TASK DATA section start
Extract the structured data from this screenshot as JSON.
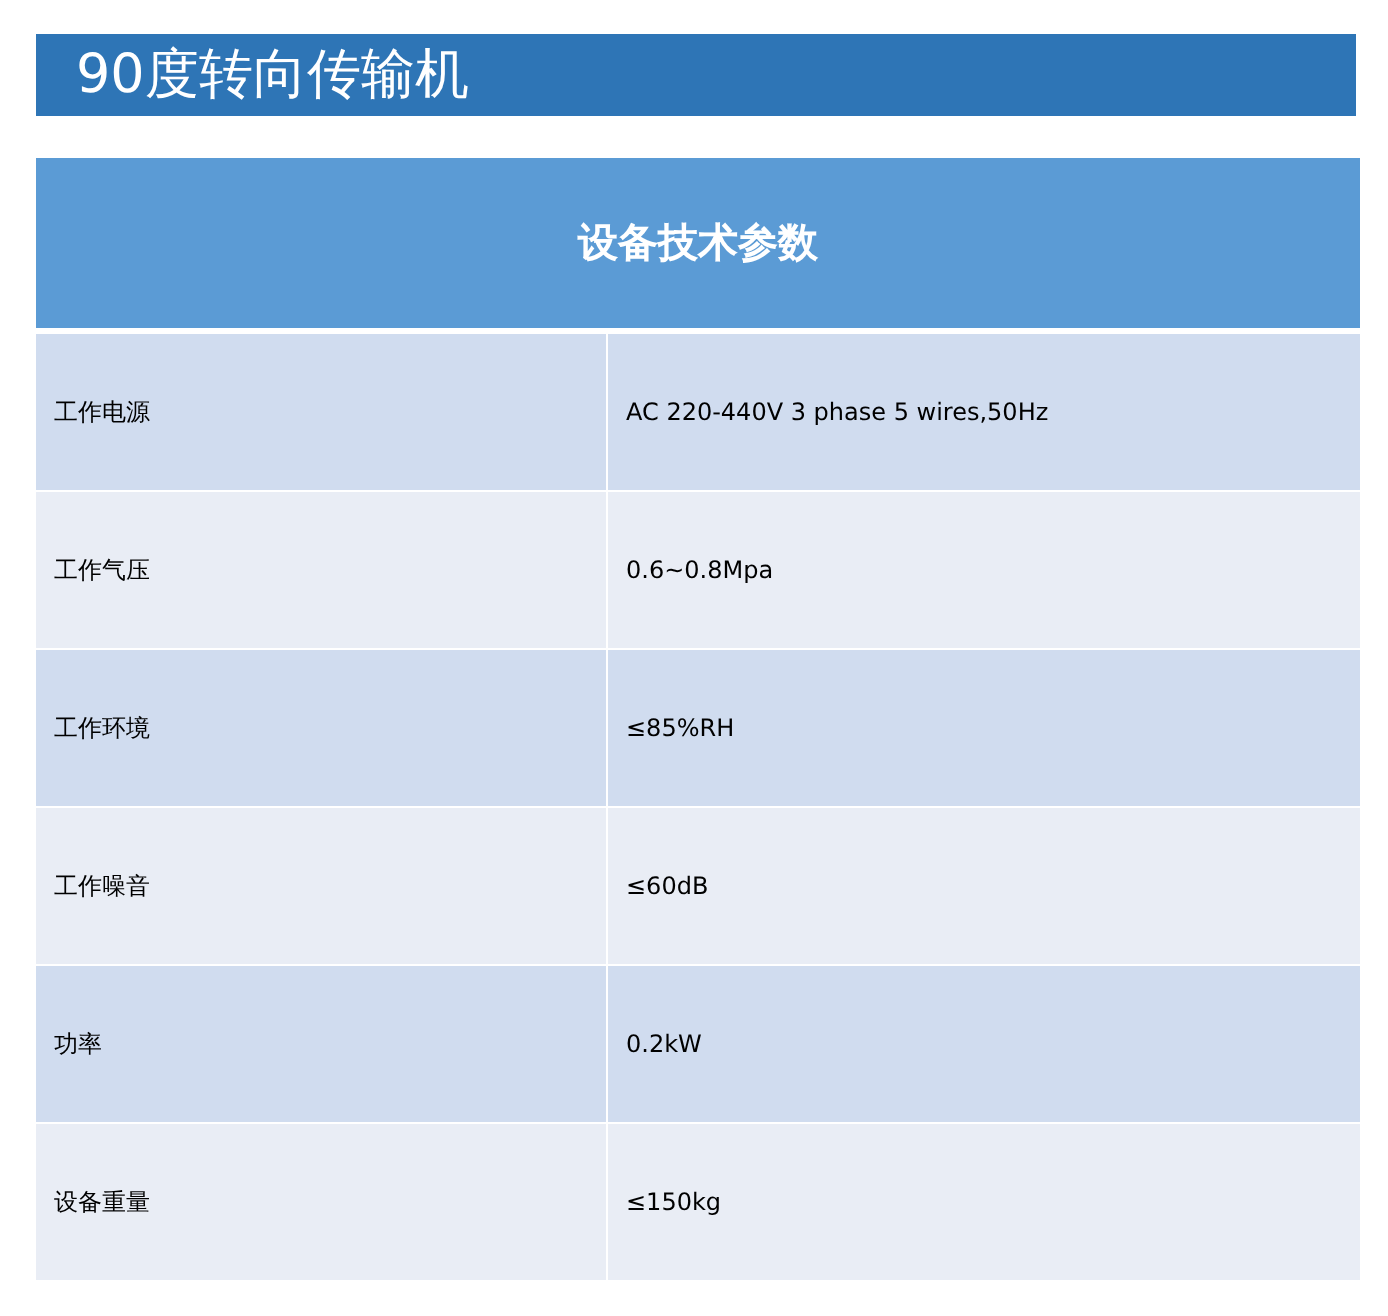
{
  "title": "90度转向传输机",
  "table": {
    "header": "设备技术参数",
    "rows": [
      {
        "label": "工作电源",
        "value": "AC 220-440V 3 phase 5 wires,50Hz"
      },
      {
        "label": "工作气压",
        "value": "0.6~0.8Mpa"
      },
      {
        "label": "工作环境",
        "value": "≤85%RH"
      },
      {
        "label": "工作噪音",
        "value": "≤60dB"
      },
      {
        "label": "功率",
        "value": "0.2kW"
      },
      {
        "label": "设备重量",
        "value": "≤150kg"
      }
    ]
  }
}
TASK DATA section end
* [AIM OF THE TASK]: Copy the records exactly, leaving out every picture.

* [PROBLEM SOLUTION]:
Extract the structured data from this screenshot as JSON.
{
  "title": "90度转向传输机",
  "table": {
    "header": "设备技术参数",
    "rows": [
      {
        "label": "工作电源",
        "value": "AC 220-440V 3 phase 5 wires,50Hz"
      },
      {
        "label": "工作气压",
        "value": "0.6~0.8Mpa"
      },
      {
        "label": "工作环境",
        "value": "≤85%RH"
      },
      {
        "label": "工作噪音",
        "value": "≤60dB"
      },
      {
        "label": "功率",
        "value": "0.2kW"
      },
      {
        "label": "设备重量",
        "value": "≤150kg"
      }
    ]
  }
}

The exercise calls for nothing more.